_PROBLEM DESCRIPTION_
Every line below that holds the string "active" should be copied.

[Web page and app entries]

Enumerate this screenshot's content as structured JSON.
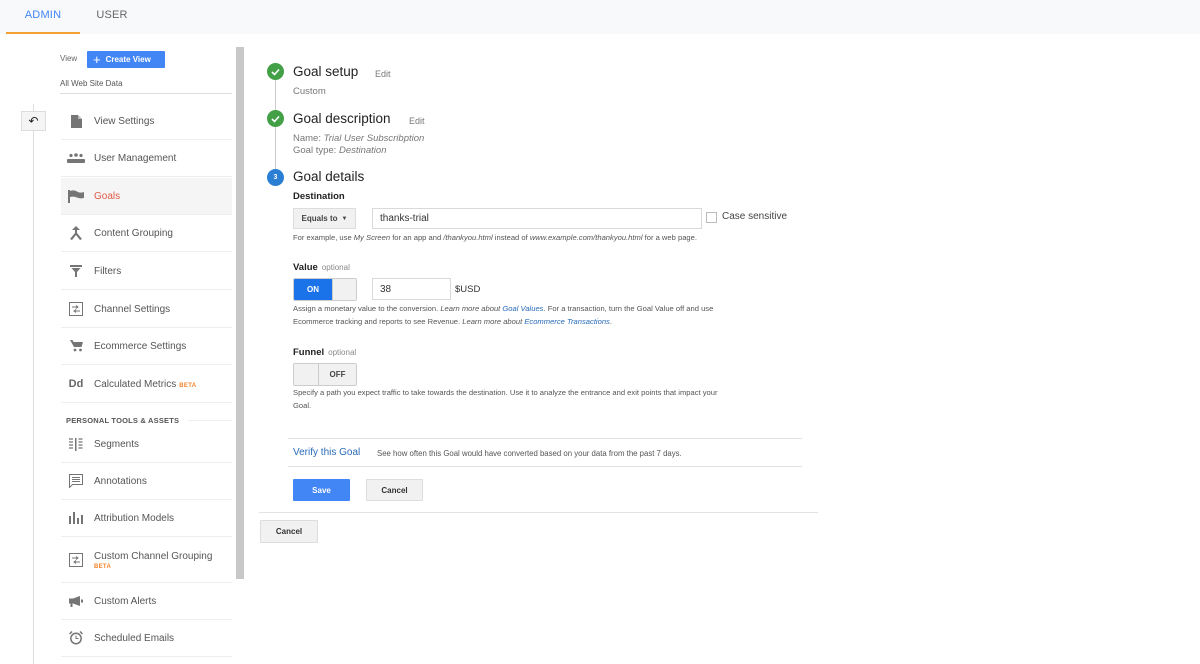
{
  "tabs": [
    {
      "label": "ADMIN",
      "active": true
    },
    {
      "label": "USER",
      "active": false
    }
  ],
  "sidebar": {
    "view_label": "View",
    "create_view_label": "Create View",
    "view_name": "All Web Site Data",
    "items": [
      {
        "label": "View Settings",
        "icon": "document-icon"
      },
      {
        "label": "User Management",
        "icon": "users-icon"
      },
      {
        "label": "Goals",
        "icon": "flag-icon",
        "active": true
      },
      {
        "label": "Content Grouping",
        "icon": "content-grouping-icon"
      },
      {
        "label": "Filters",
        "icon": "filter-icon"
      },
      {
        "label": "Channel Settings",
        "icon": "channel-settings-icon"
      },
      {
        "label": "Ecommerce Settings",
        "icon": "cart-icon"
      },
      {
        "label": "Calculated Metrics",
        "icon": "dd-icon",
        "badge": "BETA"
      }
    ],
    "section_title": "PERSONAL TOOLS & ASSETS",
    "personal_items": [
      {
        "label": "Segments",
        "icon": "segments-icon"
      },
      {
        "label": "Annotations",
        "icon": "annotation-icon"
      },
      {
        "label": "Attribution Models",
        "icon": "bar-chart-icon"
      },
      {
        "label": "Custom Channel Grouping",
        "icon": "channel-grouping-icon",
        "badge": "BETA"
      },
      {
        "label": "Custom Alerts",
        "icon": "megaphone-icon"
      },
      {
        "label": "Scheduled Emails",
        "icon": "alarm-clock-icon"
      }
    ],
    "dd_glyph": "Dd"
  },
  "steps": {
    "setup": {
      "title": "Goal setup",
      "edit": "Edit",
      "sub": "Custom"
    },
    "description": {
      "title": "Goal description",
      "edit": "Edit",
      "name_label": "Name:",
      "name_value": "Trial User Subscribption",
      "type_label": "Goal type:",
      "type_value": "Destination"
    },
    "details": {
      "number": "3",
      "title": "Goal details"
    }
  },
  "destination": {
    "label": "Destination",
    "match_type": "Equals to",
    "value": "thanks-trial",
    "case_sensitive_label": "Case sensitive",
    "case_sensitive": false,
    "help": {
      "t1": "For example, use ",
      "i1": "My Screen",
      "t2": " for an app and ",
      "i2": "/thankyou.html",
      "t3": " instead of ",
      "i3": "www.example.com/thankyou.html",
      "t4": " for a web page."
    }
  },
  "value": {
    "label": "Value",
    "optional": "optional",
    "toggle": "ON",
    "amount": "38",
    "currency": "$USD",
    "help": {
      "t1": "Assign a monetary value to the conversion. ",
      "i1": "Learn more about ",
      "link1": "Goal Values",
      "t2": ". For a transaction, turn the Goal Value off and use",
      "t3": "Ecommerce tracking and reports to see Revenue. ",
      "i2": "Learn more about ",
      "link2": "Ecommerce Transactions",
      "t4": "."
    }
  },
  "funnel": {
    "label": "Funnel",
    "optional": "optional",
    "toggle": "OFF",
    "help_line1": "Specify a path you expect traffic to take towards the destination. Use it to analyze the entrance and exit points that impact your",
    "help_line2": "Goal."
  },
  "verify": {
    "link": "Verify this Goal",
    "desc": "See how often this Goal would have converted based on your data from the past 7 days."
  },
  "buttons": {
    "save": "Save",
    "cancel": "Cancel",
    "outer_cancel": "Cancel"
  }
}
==
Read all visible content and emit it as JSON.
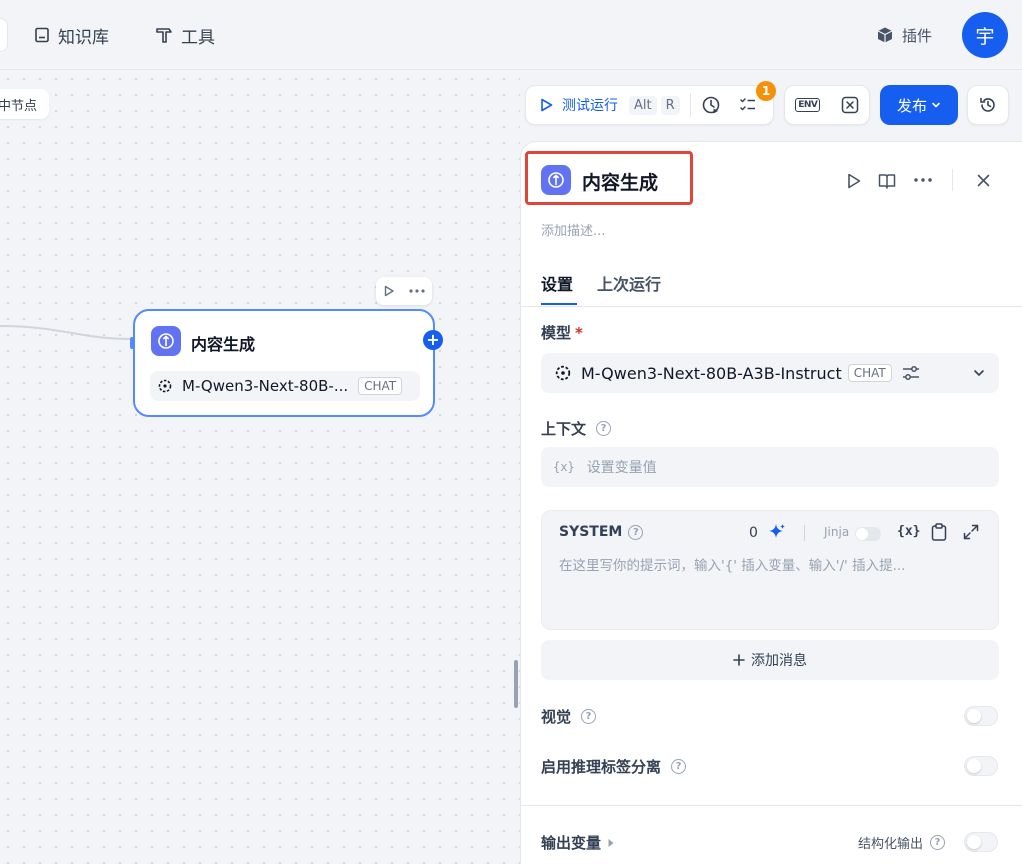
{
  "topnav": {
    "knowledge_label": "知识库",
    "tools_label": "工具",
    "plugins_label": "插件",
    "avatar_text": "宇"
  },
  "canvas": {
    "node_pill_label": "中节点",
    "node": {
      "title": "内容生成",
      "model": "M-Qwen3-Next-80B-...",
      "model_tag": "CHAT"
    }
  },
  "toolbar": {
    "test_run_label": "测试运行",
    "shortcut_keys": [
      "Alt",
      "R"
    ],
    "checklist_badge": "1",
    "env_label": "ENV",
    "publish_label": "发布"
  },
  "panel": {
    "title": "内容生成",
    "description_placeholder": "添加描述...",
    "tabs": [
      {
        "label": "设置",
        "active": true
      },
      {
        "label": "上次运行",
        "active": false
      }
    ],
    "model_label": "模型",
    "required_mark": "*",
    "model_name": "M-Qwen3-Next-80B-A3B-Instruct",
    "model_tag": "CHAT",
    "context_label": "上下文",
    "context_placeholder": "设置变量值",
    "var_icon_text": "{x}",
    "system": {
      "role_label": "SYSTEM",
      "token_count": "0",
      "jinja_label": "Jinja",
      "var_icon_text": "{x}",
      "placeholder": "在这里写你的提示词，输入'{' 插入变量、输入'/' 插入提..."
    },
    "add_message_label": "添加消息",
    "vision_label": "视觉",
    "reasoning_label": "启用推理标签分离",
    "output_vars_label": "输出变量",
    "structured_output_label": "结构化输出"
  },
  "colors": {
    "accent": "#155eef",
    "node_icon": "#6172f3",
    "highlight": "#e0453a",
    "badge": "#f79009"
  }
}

_EXERCISE SOLUTION_
      "active": true
      "active": false
        "active": true
        "active": true
        "active": false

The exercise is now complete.